Important components of process group therapy for the therapist to consider include things like confidentiality, trust-building, honest communication, safety, and freedom for their clients to explore whatever it is they need. Below are common process group therapy topics of discussion.
Self-care is more than just bubble baths and scented candles. Everyone needs a healthy amount of self-care in order to feel centered and whole. Self-care is the process of taking action to preserve or improve one’s own health (mental and physical). It is also a common process group therapy topic. As individuals explore different areas of their mental and emotional health, they can start to feel emotionally drained. Self-care discussions can help clients remember to take care of themselves in the midst of their difficult experiences. Therapists might explore different ways that each individual member could practice self-care outside of the group as well as offer some unique self-care group exercises when everyone is together.

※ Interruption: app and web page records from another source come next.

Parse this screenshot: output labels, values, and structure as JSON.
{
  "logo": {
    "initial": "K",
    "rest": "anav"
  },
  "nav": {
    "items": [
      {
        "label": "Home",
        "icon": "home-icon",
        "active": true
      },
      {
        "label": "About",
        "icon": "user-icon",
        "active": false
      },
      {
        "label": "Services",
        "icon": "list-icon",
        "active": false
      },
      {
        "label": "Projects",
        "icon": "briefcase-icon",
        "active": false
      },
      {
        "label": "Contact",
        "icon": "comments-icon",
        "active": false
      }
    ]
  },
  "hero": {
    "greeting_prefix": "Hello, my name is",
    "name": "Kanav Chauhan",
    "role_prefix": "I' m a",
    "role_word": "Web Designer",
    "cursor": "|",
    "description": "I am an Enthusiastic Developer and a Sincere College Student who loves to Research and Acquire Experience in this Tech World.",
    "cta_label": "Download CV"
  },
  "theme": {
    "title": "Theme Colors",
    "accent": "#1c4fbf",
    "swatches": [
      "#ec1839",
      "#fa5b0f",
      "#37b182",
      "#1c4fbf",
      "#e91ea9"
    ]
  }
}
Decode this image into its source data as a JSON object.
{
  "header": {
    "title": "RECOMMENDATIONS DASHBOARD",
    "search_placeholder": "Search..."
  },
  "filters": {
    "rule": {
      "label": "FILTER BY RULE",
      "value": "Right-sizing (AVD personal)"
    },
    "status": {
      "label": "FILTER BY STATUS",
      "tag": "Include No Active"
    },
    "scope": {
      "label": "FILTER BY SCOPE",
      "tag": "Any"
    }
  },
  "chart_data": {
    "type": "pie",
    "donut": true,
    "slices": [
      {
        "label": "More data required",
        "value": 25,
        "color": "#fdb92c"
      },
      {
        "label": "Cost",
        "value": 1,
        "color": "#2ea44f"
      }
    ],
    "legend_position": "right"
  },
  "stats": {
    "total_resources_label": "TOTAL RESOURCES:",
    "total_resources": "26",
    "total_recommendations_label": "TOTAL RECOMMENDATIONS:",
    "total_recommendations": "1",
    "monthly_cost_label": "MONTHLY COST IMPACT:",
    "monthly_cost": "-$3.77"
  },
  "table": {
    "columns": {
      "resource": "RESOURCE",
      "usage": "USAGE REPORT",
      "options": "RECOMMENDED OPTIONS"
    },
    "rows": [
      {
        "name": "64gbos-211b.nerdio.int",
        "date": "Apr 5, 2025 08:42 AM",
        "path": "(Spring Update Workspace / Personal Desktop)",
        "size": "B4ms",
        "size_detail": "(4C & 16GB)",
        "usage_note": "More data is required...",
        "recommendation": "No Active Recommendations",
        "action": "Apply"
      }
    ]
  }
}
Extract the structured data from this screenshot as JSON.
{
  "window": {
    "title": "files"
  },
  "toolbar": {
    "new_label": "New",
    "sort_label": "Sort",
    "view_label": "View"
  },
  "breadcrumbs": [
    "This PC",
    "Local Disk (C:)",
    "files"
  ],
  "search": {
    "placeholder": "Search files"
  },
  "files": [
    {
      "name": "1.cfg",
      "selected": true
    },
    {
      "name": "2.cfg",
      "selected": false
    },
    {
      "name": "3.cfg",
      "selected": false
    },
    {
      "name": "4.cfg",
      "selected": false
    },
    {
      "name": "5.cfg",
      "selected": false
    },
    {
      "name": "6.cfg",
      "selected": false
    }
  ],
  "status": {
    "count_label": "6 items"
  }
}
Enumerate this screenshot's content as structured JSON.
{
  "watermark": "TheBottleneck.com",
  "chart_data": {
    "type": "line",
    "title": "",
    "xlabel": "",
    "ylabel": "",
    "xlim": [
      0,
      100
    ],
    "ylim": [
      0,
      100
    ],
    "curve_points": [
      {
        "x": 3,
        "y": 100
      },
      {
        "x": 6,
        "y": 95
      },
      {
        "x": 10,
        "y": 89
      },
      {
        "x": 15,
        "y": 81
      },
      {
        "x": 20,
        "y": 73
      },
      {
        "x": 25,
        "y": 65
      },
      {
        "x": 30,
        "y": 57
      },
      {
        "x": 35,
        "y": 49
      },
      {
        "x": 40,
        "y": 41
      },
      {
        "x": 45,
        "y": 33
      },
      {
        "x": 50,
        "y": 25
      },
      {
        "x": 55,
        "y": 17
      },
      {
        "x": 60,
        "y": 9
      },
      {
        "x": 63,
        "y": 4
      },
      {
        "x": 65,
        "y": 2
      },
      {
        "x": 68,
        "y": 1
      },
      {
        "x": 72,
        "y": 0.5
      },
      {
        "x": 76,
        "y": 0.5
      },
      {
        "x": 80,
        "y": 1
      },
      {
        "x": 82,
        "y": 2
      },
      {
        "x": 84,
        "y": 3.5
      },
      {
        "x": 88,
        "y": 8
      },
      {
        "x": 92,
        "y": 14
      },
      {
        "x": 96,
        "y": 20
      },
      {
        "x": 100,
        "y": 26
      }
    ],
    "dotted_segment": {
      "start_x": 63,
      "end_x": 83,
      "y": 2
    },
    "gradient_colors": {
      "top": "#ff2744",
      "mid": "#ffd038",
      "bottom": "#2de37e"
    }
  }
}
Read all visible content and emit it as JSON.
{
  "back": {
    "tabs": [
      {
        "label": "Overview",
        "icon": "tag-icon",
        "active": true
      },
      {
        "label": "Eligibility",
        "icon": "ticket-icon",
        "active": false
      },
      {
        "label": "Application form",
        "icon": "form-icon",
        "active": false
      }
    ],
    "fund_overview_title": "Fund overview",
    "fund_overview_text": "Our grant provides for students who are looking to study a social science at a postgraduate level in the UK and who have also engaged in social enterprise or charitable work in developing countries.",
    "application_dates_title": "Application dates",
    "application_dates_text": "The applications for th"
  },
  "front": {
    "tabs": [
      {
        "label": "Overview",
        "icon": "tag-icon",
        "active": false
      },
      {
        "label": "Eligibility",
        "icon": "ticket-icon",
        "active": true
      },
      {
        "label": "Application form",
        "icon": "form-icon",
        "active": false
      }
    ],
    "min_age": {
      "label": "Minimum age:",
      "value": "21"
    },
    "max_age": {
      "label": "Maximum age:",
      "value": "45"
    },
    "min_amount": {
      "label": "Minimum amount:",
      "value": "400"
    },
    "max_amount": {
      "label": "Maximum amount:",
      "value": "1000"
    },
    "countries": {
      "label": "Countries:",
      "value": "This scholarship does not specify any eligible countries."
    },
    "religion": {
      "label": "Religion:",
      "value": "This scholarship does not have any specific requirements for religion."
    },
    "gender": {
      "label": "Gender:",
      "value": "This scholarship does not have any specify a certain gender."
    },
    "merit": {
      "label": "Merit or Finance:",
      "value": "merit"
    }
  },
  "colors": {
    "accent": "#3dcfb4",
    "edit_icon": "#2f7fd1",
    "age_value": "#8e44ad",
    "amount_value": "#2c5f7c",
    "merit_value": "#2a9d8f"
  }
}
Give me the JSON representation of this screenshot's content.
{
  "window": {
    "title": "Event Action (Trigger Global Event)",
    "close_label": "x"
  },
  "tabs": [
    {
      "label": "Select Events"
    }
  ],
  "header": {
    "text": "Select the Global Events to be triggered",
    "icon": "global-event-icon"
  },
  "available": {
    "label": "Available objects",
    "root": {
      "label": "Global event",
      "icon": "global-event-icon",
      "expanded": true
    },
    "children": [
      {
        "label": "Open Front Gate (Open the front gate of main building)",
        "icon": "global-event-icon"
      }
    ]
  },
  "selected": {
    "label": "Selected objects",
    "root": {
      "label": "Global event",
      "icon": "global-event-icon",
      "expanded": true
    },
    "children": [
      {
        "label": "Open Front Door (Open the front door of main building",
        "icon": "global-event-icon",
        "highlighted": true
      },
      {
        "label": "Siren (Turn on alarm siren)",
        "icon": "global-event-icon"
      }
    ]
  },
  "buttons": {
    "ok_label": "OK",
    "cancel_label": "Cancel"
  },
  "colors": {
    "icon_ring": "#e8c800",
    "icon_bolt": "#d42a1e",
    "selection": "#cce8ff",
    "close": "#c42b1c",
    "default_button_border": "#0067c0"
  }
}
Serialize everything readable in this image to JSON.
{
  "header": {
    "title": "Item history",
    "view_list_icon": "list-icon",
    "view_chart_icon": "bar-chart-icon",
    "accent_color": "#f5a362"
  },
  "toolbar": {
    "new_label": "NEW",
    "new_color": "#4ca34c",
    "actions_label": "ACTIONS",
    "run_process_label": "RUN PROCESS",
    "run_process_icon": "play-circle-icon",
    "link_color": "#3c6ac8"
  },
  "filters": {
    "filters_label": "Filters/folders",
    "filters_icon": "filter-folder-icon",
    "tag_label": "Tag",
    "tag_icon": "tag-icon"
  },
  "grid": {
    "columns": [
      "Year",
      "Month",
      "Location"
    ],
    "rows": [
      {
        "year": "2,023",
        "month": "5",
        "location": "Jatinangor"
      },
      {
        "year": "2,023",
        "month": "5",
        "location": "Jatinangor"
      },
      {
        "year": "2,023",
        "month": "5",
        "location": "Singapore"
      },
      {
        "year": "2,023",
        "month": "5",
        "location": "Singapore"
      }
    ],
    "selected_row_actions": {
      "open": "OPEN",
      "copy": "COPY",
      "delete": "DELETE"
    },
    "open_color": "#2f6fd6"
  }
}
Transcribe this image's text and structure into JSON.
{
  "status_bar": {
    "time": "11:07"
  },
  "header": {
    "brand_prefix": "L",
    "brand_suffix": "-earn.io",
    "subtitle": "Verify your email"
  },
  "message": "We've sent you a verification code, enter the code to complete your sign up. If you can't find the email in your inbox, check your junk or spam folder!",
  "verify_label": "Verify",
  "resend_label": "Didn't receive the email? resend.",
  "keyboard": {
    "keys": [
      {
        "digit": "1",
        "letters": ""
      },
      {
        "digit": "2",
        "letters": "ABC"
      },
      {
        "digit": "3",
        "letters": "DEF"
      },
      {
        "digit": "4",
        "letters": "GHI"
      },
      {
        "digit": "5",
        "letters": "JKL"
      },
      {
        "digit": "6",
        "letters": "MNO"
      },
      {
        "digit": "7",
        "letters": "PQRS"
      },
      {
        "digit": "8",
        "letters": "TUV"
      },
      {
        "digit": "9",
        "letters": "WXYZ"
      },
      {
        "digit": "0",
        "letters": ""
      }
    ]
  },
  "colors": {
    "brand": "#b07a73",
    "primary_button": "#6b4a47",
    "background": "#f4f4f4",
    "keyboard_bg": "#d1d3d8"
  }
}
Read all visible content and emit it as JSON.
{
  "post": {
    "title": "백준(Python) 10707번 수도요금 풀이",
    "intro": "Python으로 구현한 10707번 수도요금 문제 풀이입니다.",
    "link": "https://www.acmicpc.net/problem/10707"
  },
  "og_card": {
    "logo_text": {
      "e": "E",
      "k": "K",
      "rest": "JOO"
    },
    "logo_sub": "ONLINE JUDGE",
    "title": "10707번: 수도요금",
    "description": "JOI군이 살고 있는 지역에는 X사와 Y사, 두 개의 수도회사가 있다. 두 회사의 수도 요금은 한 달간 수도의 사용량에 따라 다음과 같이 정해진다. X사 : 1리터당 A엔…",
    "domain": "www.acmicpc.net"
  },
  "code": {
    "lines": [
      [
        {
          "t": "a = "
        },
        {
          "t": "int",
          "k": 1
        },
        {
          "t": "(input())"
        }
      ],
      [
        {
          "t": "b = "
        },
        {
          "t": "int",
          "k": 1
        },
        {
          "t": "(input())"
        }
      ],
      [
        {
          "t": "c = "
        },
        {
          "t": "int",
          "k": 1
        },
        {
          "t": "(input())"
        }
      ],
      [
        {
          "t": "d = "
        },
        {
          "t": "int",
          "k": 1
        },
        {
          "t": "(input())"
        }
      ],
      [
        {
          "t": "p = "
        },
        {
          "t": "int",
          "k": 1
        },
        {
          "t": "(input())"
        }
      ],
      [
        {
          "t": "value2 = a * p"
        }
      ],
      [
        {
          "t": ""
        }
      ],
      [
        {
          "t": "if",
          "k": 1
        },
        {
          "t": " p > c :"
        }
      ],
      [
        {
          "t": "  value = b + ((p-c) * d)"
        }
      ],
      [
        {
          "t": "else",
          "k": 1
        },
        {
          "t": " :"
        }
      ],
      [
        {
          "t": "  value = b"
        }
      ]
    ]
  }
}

When managing challenging experiences, emotions, and feelings, everyone copes in a different way. The instinctual way that a client copes with their experiences is either learned or developed during their formative years. Sometimes coping mechanisms are developed as a means of self-protection. Regardless, not all coping strategies are effective or healthy. Exploring healthy coping strategies and mechanisms is a common process group therapy topic.
Short- and Long-Term Goals
Each client started therapy because they thought it might help them during their life experience. With therapy comes short- and long-term goals. Therapists often implement a series of exercises or prompted discussions to help their group members identify short- and long-term goals for what they want to get out of their time together as well as what they want to change or implement in their daily life.
Process group therapy topics naturally result in the discussion or practice of communication skills. Bringing multiple people together to explore different areas of their unique lives leads to a wide range of discussions. When communication does not take place organically, the common path providers go down is to address communication skills as a whole. To develop communication skills in a process group, the therapist might consider communication activities and skill development sessions.
Process group therapy is meant to function as a support structure for individuals facing challenging circumstances or unique experiences. They are especially useful for individuals that lack external support systems. A common process group therapy topic might include talking about what external support systems exist outside of group therapy, how to strengthen them, or what healthy support might look like for each group member.
Process group therapy is an incredible tool for patients who feel isolated or alone during their unique experiences. Therapists have the opportunity to explore a huge range of topics during their sessions, but should ultimately shape each visit around the natural progression of the group. For therapists with new groups, ice breaker and trust-building activities are a great place to start.